Reflecting on the Oscars: Did ‘Moonlight’ Deserve to Win Best Picture?

Just when you think you have the answers or know the problem, the Academy pulls the rug right out from under you and stuns you like they did Sunday night. It does not matter anymore that the presentation of Best Picture got so screwed up, what matters is that ‘Moonlight’ won. Do you really understand how shocking and significant that is?

Since last September, in the immediate moments after ‘La La Land’ screened, that jubilant musical was on a path to the Acacdemy Award. As the months slipped by, it became a shoo in, and days away, nothing could stop the ‘La La Land’ juggernaut. Just hours before it was predicted to win ten, possibly eleven awards! I had begun to think we writers were part of the problem in making the Academy Awards anti-climatic, I mean we had been writing and predicting and studying the shifts since September!!

It began to go off the rails for ‘La La Land’ when it lost Best Film Editing to ‘Hacksaw Ridge’. The Best Picture often wins this award, though in recent years that has changed. I still believe the film deserved the editing award, but when it lost, you could sense a shift. Sure it won six along the way, but not the nine that had been predicted, the Best Picture award being the magic tenth. And then it won, and then it had not, and Moonlight was the last film standing.

Beyond the nightmare that happened at the end of the night, ‘Moonlight’ winning was a knock the air out of you moment, one of the most staggeringly unexpected wins in Oscar history. I dare say this was most shocking than Saving Private Ryan (1998) losing to Shakespeare in Love (1998). It seems to say there are no sure things, except if you are Viola Davis, and the Academy is still capable of surprises. It seems to scream the Academy is changing, and small, intimate films are being recognized for the works of art they are. It seems to shout that the Academy is younger, finally, and changing. Twelve years ago the Academy refused to give ‘Brokeback Mountain’ their Best Picture, seeming to refuse to award a film dealing openly with homosexuality. They have grown in that time, leaps and bounds.

I think. I hope.

I truly hope this is not a product of showing up those who screamed about Oscars so white. If so, than they shafted a wonderful, original musical by voting for a small film they did not believe it in. ‘Moonlight’ was a very good film, powerfully acted, well directed and written, but I must confess I did not love the film, I liked it. The breaking down of the stereotypical black drug dealer, making him a decent man, a good man doing a bad thing, a father figure to a confused little boy. Readers know my choice of the years best film was ‘Manchester By the Sea’, which won two Oscars, Best Actor and Screenplay.

Had they honored Denzel Washington for ‘Fences’ I would have howled foul, as it would have been an obvious attempt to display how progressive the Academy had become in a year. Three of the four acting awards given to black artists, in addition to Best Picture? If deserving sure, but Affleck had so dominated the awards up until SAG, it would not have made sense.
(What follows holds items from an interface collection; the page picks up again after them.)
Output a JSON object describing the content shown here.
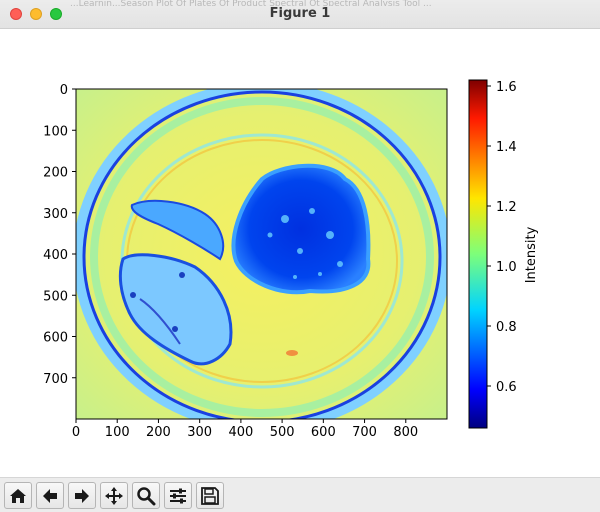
{
  "window": {
    "title": "Figure 1",
    "background_title_text": "...Learnin...Season   Plot   Of Plates   Of Product   Spectral   Ot Spectral   Analysis Tool   ..."
  },
  "toolbar": {
    "items": [
      {
        "name": "home-button",
        "icon": "home-icon"
      },
      {
        "name": "back-button",
        "icon": "arrow-left-icon"
      },
      {
        "name": "forward-button",
        "icon": "arrow-right-icon"
      },
      {
        "name": "pan-button",
        "icon": "move-icon"
      },
      {
        "name": "zoom-button",
        "icon": "magnifier-icon"
      },
      {
        "name": "configure-subplots-button",
        "icon": "sliders-icon"
      },
      {
        "name": "save-button",
        "icon": "floppy-disk-icon"
      }
    ]
  },
  "chart_data": {
    "type": "heatmap",
    "title": "",
    "xlabel": "",
    "ylabel": "",
    "xlim": [
      0,
      900
    ],
    "ylim": [
      800,
      0
    ],
    "x_ticks": [
      "0",
      "100",
      "200",
      "300",
      "400",
      "500",
      "600",
      "700",
      "800"
    ],
    "y_ticks": [
      "0",
      "100",
      "200",
      "300",
      "400",
      "500",
      "600",
      "700"
    ],
    "colorbar": {
      "label": "Intensity",
      "min": 0.46,
      "max": 1.62,
      "ticks": [
        "0.6",
        "0.8",
        "1.0",
        "1.2",
        "1.4",
        "1.6"
      ],
      "colormap": "jet"
    },
    "description_values": {
      "background_intensity": 1.1,
      "right_food_region_intensity": 0.55,
      "left_food_region_intensity": 0.8,
      "plate_rim_intensity": 0.6
    }
  }
}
Affleck gave the better performance, and was awarded for it. In addition, the Academy showed Fox Studios they were willing to go for the work and ignore the issues hounding Affleck about sexual harassment. Had Fox stood beside Nate Parker and ‘The Birth of a Nation’, just a little bit, it too might have been in the race. Instead they ran away as fast as the French did when Germany invaded, giving up. Sex scandal? RUN! Did not matter that he was acquitted, run away from the man. The Academy showed, for better or worse they were willing to focus on the work, the achievement and not allow the past to impact what they thought was best.

I do not believe they should have honored Roman Polanski for The Pianist (2002) because the man was found guilty of statutory rape and fled the country before being sentenced to live as a fugitive in Europe, but that is me. Affleck was not found guilty of a crime, nor was Parker, and their extraordinary work deserved to be so honored. Did the Academy grow up a bit this year?

The Oscar for Best Picture was La La Land’s, everyone said so, myself included, but instead they awarded a film that explored the black experience, two performances did the same, they honored black screenwriters, and a massive documentary that detailed how the OJ Simpson trial impacted America. Three of the nine films nominated for Best Picture explored black America, six performances came from black actors, and a black director was nominated for Best Director. Progress was made for sure. None of this matters now, 2016 is in the books as history. Hopefully the progression showed this year continues in the years to come. Maybe a day will come when all four winning actors are black, the winning director is black, and the best film is about the black experience. I hope for that too, and not just blacks but all colors, all artists, because in art, there are no colors, there can never be.

Read More: Every Best Picture Winner Since 2000, Ranked